As you’ve heard, President Trump displayed a chart that appeared to be doctored with a Sharpie to retroactively demonstrate that he had been right when he falsely warned that Alabama was threatened by Hurricane Dorian.

This has set in motion a very D.C.-style mystery, though with a Trumpian twist: Who, multiple news organizations have asked, doctored the chart? It’s a good question.

But it’s also illuminating to look at this as part of a much larger pattern: Again and again, government officials have wheeled into action in an effort to make Trump’s lies, errors and obsessions into truths, in some cases issuing “official” information explicitly shaped or doctored to do so.

By my count, this has happened at least seven times:

Some time ago, Dana Milbank noted that in multiple cases such as these, government officials are using “federal resources in vain attempts to turn the president’s lies into truth.”

That appears to be happening once again with Sharpie-gate.

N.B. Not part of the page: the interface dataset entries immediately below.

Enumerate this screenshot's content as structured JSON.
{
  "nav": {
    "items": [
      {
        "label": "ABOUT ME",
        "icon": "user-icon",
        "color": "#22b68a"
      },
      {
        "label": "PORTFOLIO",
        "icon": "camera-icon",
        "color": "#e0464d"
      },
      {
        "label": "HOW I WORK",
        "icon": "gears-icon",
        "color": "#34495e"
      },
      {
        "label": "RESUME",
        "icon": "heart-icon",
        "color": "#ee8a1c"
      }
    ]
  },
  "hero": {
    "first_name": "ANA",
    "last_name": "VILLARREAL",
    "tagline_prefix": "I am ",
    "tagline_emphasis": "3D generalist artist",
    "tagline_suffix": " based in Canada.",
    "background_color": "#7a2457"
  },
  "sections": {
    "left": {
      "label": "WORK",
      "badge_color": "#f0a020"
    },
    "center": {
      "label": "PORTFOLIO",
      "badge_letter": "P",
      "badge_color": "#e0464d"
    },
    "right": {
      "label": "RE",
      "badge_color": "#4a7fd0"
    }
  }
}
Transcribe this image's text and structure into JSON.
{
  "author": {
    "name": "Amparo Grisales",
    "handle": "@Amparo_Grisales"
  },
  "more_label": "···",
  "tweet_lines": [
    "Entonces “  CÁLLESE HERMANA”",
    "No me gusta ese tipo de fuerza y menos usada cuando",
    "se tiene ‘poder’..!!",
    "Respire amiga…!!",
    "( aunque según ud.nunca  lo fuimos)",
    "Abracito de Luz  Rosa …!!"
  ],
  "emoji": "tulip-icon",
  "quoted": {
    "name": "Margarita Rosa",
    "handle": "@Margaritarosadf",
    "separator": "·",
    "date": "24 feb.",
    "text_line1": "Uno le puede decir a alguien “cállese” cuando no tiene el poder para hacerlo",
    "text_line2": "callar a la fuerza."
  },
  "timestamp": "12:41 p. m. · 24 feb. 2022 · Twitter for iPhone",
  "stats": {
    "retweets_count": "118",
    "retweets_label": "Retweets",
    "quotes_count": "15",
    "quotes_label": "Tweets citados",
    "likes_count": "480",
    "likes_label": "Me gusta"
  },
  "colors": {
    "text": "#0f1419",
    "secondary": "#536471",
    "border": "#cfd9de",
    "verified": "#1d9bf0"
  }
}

The initial official forecasts, as Philip Bump demonstrates, decidedly did not include Alabama in the target zone of the hurricane. But Trump claimed that Alabama would “most likely” be among the areas hit, prompting frantic official denials out of the state.

Then, on Wednesday, a video in which Trump shows off the new chart in which a black line does loop Alabama into the storm’s target zone was released — on the official White House Twitter feed.

As Politico notes, someone inside the administration appears to have done the doctoring of the chart, which might have broken a law against falsely representing weather forecasts. But it’s unclear who: When pressed by reporters on what happened, Trump repeatedly said, “I don’t know.”

One interesting question is why Trump doesn’t just concede he made a mistake — or, to get even more outlandish about this, try to learn from it.

After all, It’s not like this is one of the big, foundational lies Trump regularly tells to support the entire narrative of his presidency, such as the claims that he was totally exonerated by the special counsel probe, or that China is paying his tariffs, or that he inherited a horrible economy and converted it into the greatest economy in the history of this country.

By contrast, this was in all probability a mistake. Yet Trump has now kept this story going again, raging on Twitter that “certain models” did say Alabama might be hit. For what it’s worth, that’s a downgrade from another Trump rage-tweet claiming that “almost all models” said this.

Why bother? One likely explanation is that Trump sees admitting error as a form of fatal weakness. As I detailed in my book, Trump has a long history of crafting illusions about himself, going back to his reality TV days and his spinning to New York tabloids, and it was a natural transition for him to segue into wielding rank disinformation as a political weapon, as a species of power.

In this telling, admitting to having gotten something wrong on the facts is akin to allowing for the existence of such things as controlling factual reality and sincere, fact-based argumentation in search of genuinely agreed-upon truths.

What’s so galling about all this is that presidents have a formidable range of sources of good-faith information-gathering and empirical inquiry at their disposal. Yet Trump sees no discernible value whatsoever in all of that — if anything, he sees that apparatus as an instrumental weapon to undermine the very possibility of those things.